Sleepless in anxiety
Sleep is not a neutral state. You do not simply switch off the engine when you go to sleep and spend a few hours in â€œidleâ€ mode. Sleep is an active state, separate from waking consciousness but equally real and important. During sleep many physically regenerative actions take place to allow things like your immune system to run at their best. It is also a time for intense mental activity, making sense of what has happened during the day, and for learning. It is no surprise then that lack of sleep may predispose you to mental illness such as depression.
To investigate the link between sleep and mental health researchers surveyed more than 20 000 people aged between seventeen and 24 from New South Wales, Australia over an eighteen month period. What emerged was a clear link between lack of sleep and mental health.

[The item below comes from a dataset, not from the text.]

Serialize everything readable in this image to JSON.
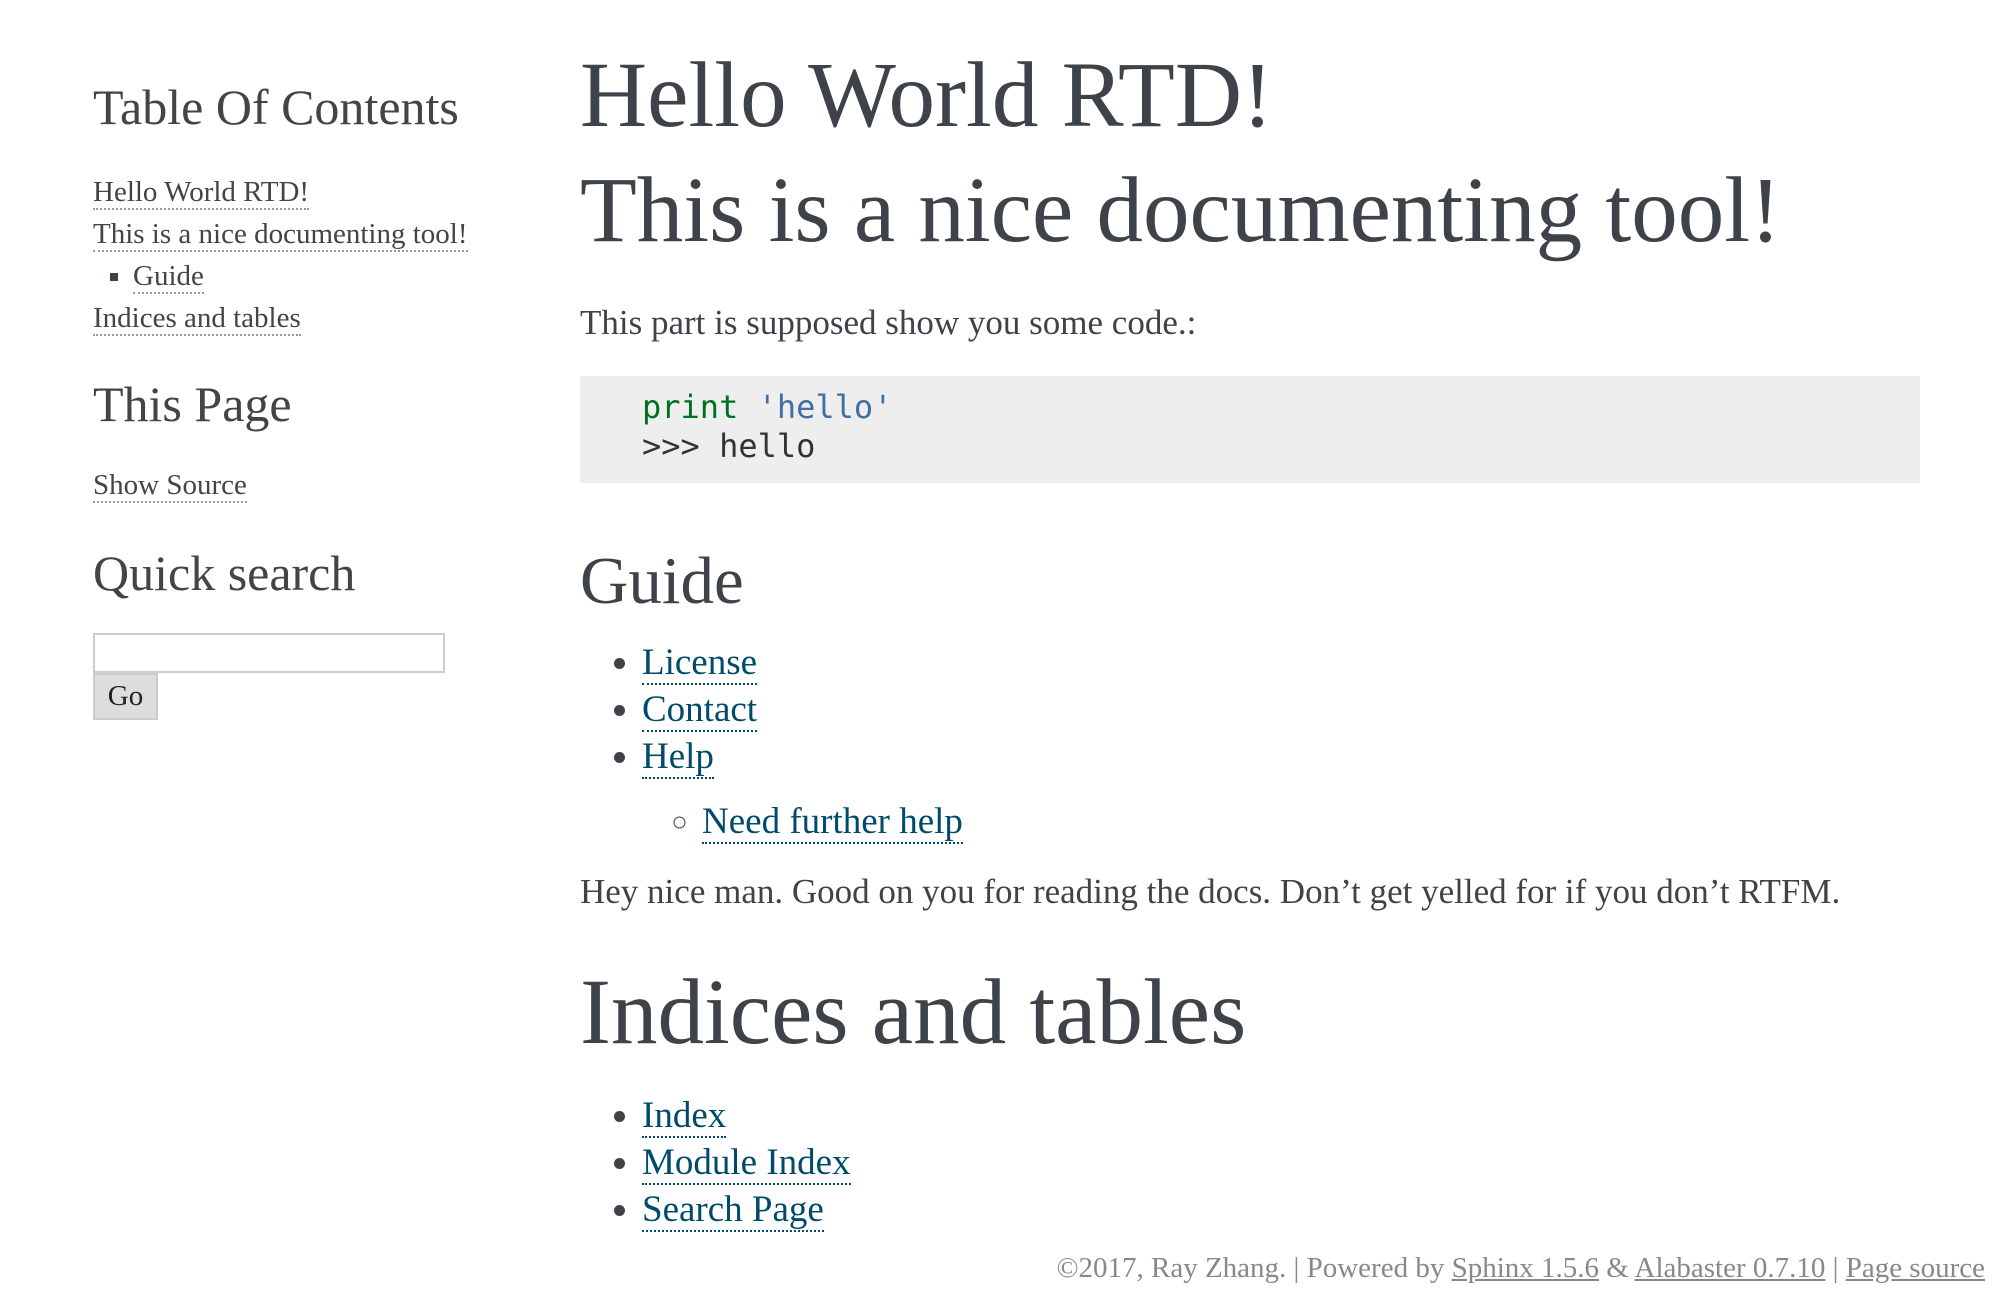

It was found that people who averaged less than five hours sleep per night were at three times the risk of developing mental illness compared to people who average eight to nine hours per night.
Additionally, there was an increased risk of heart disease and weight gain in these comparatively sleepless individuals.
It must be said that poor sleep is part of the early phase of many mental illnesses such as depression. However, lack of sleep itself is a likely contributor to the mental problems and the very worst effects are seen in those who are sleeping very short hours.
It appears that changed lifestyle patterns in an always-on, digitally enhanced, techno-verse are not friendly to our psyches. Yet itâ€™s not really a new phenomenon: Shakespeare was onto it more than 400 years ago when he observed it is, â€œSleep that knits up the ravellâ€™d sleeve of careâ€ and is the â€œBalm of hurt minds.â€ (Macbeth, II, ii)